**Exercise requirements**
Every entry that follows needs to be repeated exactly.

———

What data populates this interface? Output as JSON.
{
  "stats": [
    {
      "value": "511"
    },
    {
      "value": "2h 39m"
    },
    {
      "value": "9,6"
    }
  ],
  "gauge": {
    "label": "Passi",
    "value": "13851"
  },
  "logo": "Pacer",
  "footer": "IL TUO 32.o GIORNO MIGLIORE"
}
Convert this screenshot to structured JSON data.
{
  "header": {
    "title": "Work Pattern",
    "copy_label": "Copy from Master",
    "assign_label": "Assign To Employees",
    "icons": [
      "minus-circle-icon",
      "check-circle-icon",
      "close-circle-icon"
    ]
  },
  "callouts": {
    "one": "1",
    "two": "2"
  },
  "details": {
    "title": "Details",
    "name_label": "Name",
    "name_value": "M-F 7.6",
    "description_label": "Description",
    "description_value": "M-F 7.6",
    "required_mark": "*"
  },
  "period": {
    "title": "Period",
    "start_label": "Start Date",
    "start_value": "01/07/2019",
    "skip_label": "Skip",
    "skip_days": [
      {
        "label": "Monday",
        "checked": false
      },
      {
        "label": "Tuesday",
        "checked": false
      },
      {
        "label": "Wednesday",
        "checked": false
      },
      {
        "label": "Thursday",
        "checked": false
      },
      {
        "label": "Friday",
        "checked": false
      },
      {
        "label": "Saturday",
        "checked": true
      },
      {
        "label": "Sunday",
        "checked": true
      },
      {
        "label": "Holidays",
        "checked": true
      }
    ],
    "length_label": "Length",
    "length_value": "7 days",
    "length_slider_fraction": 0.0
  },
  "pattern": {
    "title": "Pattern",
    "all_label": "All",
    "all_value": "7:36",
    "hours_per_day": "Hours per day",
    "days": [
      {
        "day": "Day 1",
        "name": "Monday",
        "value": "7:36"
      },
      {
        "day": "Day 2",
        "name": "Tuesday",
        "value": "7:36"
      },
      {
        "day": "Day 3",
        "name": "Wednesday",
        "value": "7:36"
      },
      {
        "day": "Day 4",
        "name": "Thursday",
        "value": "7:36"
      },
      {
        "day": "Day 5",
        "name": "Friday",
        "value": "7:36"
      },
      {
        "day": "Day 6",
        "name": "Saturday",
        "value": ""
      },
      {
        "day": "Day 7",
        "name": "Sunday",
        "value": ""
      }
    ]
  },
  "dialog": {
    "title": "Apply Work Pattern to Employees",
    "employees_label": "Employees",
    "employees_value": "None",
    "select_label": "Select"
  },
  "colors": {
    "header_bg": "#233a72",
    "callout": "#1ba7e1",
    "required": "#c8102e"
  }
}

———

**Result of this exercise**
What data populates this interface? Output as JSON.
{
  "stats": [
    {
      "value": "511"
    },
    {
      "value": "2h 39m"
    },
    {
      "value": "9,6"
    }
  ],
  "gauge": {
    "label": "Passi",
    "value": "13851"
  },
  "logo": "Pacer",
  "footer": "IL TUO 32.o GIORNO MIGLIORE"
}
Convert this screenshot to structured JSON data.
{
  "header": {
    "title": "Work Pattern",
    "copy_label": "Copy from Master",
    "assign_label": "Assign To Employees",
    "icons": [
      "minus-circle-icon",
      "check-circle-icon",
      "close-circle-icon"
    ]
  },
  "callouts": {
    "one": "1",
    "two": "2"
  },
  "details": {
    "title": "Details",
    "name_label": "Name",
    "name_value": "M-F 7.6",
    "description_label": "Description",
    "description_value": "M-F 7.6",
    "required_mark": "*"
  },
  "period": {
    "title": "Period",
    "start_label": "Start Date",
    "start_value": "01/07/2019",
    "skip_label": "Skip",
    "skip_days": [
      {
        "label": "Monday",
        "checked": false
      },
      {
        "label": "Tuesday",
        "checked": false
      },
      {
        "label": "Wednesday",
        "checked": false
      },
      {
        "label": "Thursday",
        "checked": false
      },
      {
        "label": "Friday",
        "checked": false
      },
      {
        "label": "Saturday",
        "checked": true
      },
      {
        "label": "Sunday",
        "checked": true
      },
      {
        "label": "Holidays",
        "checked": true
      }
    ],
    "length_label": "Length",
    "length_value": "7 days",
    "length_slider_fraction": 0.0
  },
  "pattern": {
    "title": "Pattern",
    "all_label": "All",
    "all_value": "7:36",
    "hours_per_day": "Hours per day",
    "days": [
      {
        "day": "Day 1",
        "name": "Monday",
        "value": "7:36"
      },
      {
        "day": "Day 2",
        "name": "Tuesday",
        "value": "7:36"
      },
      {
        "day": "Day 3",
        "name": "Wednesday",
        "value": "7:36"
      },
      {
        "day": "Day 4",
        "name": "Thursday",
        "value": "7:36"
      },
      {
        "day": "Day 5",
        "name": "Friday",
        "value": "7:36"
      },
      {
        "day": "Day 6",
        "name": "Saturday",
        "value": ""
      },
      {
        "day": "Day 7",
        "name": "Sunday",
        "value": ""
      }
    ]
  },
  "dialog": {
    "title": "Apply Work Pattern to Employees",
    "employees_label": "Employees",
    "employees_value": "None",
    "select_label": "Select"
  },
  "colors": {
    "header_bg": "#233a72",
    "callout": "#1ba7e1",
    "required": "#c8102e"
  }
}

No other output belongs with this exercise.